» YOUR GOAL
From the records below, state how many lines hold the string "Slide", without any other text.

» GIVEN DATA
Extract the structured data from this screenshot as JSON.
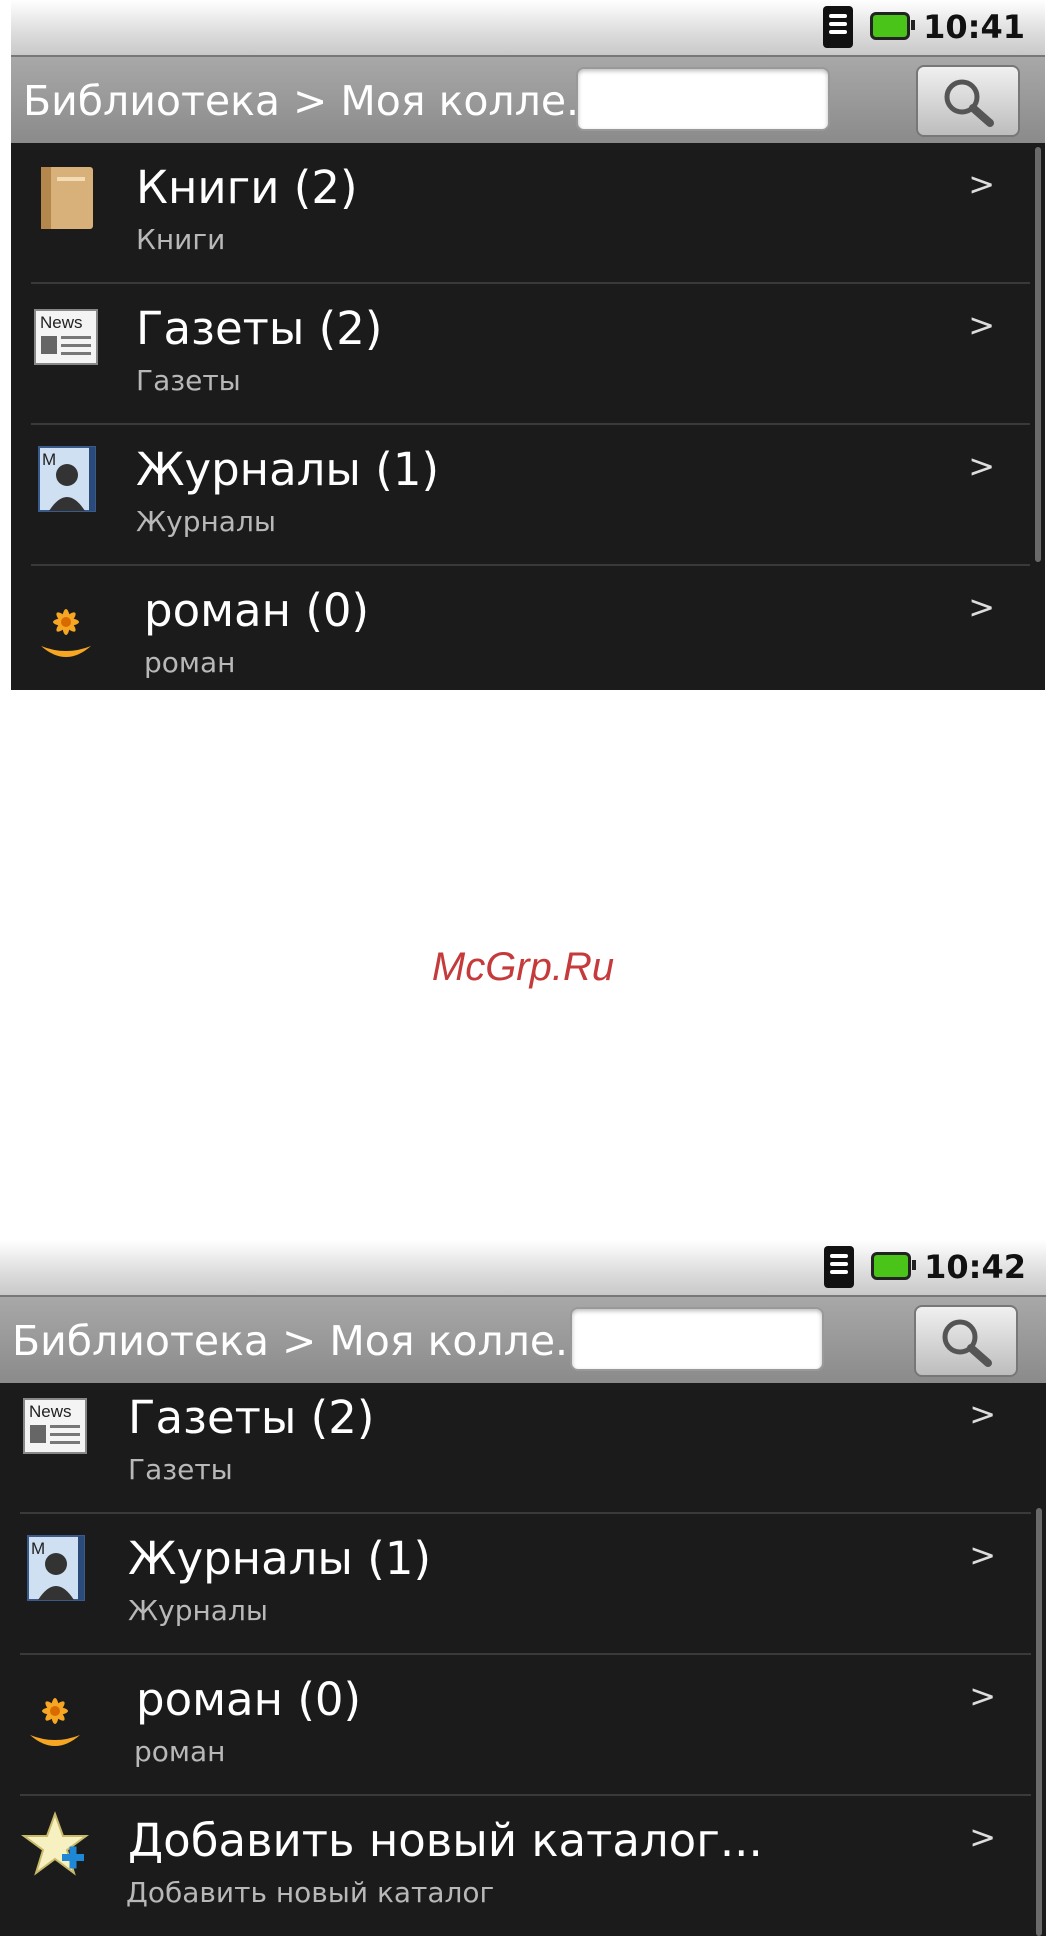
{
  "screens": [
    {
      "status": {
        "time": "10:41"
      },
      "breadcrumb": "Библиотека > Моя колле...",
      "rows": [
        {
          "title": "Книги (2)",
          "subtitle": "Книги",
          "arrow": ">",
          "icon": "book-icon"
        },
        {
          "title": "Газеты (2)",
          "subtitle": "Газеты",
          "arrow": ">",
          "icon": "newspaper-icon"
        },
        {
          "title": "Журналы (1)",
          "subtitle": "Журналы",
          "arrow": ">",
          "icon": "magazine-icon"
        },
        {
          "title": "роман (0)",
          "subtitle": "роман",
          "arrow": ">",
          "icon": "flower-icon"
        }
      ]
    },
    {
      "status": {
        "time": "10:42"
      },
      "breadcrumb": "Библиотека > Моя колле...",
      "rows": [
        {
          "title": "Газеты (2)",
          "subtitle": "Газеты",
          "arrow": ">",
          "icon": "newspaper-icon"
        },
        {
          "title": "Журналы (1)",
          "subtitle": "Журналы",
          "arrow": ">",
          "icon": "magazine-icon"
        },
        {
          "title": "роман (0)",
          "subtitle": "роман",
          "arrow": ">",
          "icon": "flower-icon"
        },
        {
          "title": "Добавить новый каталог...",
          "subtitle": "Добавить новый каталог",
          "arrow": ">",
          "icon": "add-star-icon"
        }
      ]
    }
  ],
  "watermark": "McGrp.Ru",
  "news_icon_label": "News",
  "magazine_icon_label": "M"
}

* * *

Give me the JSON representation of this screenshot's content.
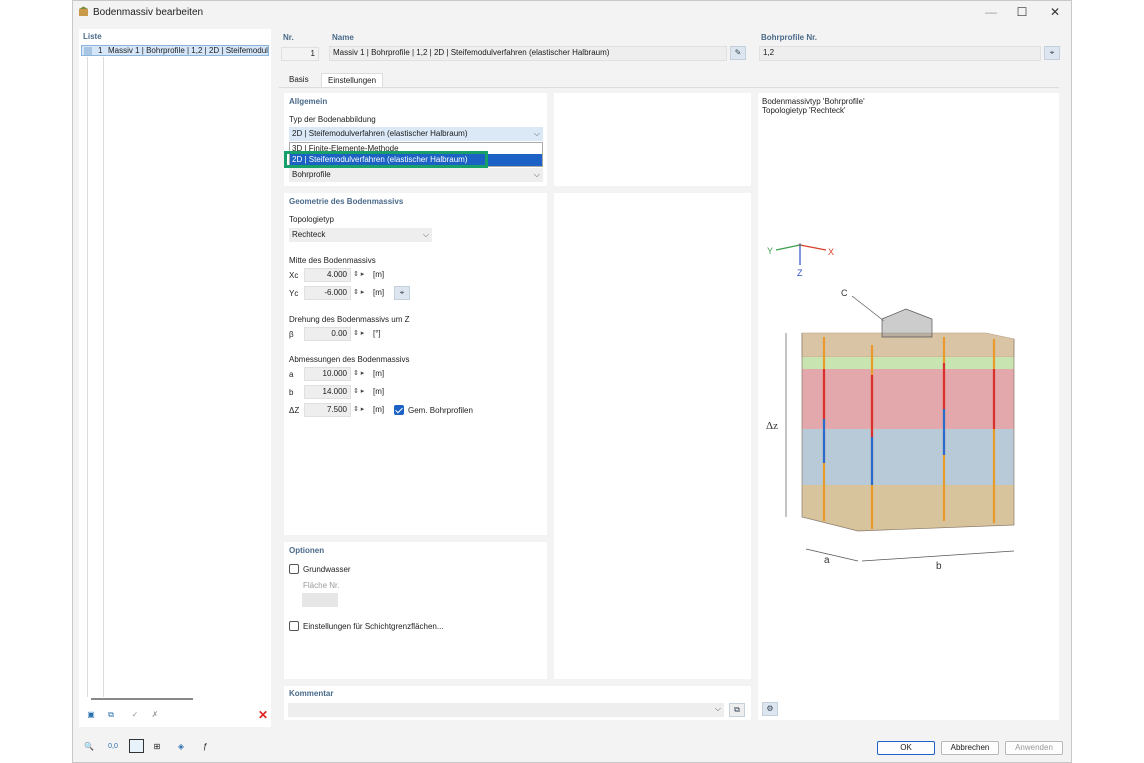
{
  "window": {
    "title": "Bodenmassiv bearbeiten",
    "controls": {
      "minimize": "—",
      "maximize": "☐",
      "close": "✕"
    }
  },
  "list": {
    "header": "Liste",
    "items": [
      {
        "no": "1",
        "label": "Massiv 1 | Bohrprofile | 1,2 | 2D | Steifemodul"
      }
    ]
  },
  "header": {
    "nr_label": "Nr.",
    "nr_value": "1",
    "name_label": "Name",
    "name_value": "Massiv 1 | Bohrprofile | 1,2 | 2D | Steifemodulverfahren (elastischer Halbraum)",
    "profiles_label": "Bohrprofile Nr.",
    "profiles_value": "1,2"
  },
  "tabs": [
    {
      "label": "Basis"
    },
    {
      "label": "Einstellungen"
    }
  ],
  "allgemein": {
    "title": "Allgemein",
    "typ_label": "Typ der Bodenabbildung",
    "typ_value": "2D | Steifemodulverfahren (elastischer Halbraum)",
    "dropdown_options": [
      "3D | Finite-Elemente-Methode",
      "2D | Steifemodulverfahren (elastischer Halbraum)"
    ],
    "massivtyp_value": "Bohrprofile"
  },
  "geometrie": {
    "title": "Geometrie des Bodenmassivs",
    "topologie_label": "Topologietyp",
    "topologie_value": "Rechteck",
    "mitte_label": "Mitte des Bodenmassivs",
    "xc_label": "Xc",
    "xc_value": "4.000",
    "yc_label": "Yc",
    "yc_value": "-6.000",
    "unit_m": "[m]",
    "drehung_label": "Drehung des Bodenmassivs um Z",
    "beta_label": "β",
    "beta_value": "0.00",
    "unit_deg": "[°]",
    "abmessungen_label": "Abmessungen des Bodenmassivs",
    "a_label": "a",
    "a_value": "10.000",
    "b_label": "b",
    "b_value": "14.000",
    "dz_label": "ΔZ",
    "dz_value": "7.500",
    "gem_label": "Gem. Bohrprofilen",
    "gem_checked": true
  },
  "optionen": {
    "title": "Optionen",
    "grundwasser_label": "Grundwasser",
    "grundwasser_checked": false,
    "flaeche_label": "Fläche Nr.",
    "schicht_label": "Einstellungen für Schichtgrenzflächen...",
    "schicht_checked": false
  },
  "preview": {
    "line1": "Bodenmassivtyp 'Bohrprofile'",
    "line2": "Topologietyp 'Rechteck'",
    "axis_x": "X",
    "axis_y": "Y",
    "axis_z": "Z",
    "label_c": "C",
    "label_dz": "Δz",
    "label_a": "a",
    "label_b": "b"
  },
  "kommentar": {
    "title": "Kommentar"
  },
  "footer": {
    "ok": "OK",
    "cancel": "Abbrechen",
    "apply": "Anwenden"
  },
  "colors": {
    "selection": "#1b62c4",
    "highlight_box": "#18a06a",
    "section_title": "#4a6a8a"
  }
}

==

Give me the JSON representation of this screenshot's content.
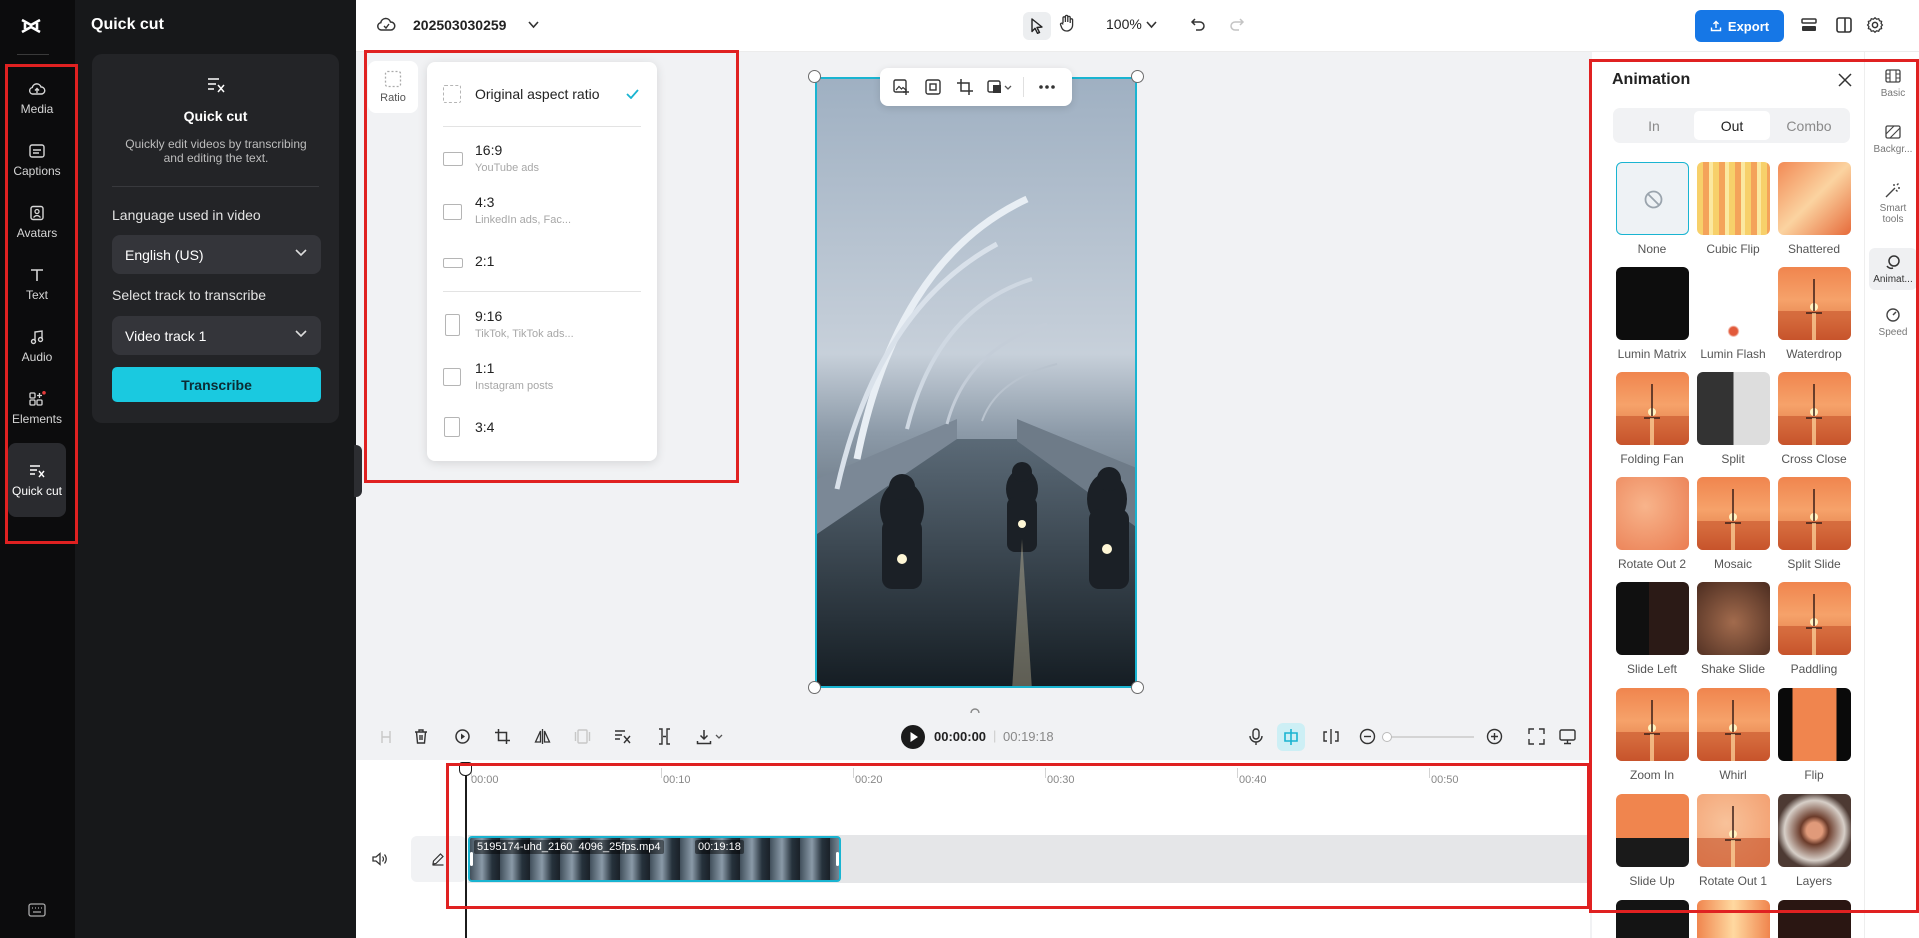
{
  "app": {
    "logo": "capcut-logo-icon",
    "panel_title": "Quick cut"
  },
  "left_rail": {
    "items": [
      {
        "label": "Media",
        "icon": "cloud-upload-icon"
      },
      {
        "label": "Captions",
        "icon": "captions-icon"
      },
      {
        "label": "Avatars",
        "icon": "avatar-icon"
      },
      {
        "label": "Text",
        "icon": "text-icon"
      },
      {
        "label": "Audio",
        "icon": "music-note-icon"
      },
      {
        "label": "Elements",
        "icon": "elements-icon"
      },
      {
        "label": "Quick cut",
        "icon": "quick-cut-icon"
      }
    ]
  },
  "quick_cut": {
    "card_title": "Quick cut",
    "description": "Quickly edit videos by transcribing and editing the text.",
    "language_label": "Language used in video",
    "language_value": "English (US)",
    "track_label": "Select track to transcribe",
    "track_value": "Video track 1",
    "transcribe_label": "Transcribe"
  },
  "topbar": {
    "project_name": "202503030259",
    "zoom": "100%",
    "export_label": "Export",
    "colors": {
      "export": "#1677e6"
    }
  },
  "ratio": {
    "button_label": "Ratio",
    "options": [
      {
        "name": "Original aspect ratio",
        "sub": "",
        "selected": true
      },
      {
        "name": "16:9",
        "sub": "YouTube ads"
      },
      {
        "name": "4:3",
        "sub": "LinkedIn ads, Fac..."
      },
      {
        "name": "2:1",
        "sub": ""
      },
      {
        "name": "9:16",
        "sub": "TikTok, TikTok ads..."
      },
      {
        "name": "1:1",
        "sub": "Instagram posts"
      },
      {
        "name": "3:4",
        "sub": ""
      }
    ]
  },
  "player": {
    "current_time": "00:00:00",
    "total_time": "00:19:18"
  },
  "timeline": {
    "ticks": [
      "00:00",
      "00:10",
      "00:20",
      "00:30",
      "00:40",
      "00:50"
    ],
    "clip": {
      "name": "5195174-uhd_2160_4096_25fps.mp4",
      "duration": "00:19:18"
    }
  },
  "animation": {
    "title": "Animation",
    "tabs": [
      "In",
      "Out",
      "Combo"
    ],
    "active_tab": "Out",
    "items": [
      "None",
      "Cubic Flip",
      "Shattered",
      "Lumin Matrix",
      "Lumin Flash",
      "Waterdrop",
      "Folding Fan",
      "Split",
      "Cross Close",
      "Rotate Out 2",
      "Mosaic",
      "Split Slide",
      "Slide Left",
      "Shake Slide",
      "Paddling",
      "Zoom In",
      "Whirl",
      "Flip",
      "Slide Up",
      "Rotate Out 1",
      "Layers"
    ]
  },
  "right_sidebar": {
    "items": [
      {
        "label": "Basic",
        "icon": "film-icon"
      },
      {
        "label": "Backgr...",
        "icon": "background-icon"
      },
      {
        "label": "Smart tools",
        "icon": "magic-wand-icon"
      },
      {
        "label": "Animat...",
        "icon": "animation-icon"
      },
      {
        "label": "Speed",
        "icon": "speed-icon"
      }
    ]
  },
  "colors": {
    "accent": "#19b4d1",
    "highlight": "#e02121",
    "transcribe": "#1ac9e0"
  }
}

» TASK ANSWER
4